_WHAT YOU WILL DO:_
Find each line below where the word "this" occurs, and copy it.

■ ■ ■

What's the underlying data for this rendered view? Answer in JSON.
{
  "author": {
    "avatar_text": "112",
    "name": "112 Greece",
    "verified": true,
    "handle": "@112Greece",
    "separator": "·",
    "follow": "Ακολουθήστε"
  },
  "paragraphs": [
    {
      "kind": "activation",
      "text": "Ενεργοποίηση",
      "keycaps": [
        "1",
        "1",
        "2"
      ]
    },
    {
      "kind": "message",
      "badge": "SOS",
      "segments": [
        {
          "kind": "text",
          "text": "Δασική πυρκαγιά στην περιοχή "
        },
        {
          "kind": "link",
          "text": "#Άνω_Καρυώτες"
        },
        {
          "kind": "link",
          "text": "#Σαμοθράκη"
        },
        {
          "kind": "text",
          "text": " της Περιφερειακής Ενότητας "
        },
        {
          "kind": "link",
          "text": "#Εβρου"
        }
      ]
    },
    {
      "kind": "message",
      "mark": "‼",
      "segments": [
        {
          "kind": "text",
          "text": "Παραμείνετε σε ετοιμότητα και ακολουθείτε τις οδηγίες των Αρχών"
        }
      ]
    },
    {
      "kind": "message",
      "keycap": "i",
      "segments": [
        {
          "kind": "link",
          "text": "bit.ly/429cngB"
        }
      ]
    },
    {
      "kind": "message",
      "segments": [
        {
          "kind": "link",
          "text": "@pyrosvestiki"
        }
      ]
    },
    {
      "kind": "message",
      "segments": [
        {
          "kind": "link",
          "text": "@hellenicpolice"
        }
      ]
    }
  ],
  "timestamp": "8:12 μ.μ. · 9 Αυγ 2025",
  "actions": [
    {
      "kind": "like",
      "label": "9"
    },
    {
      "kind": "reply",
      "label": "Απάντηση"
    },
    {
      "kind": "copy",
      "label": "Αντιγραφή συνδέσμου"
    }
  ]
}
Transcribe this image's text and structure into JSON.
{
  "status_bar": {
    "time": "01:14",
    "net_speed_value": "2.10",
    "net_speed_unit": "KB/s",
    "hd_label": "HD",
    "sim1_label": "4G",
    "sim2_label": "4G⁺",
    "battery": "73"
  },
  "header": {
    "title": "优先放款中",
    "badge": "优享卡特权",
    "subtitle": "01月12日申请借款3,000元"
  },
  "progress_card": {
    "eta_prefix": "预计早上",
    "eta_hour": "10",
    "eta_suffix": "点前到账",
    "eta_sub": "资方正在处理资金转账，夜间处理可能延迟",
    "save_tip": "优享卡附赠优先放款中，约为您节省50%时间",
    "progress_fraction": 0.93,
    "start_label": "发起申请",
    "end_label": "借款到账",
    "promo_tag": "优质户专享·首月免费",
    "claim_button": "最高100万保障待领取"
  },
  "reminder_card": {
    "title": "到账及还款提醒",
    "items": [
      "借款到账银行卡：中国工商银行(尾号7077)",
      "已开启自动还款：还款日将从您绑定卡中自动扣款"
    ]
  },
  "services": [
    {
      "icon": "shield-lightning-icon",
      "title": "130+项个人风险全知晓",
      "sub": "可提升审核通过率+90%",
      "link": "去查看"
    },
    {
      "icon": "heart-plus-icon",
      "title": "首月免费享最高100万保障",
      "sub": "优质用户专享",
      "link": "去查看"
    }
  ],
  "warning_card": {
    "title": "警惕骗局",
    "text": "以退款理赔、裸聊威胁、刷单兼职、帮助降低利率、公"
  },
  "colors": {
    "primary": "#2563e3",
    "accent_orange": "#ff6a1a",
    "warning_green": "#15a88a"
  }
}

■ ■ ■

_FINISHED EXERCISE:_
What's the underlying data for this rendered view? Answer in JSON.
Transcribe this image's text and structure into JSON.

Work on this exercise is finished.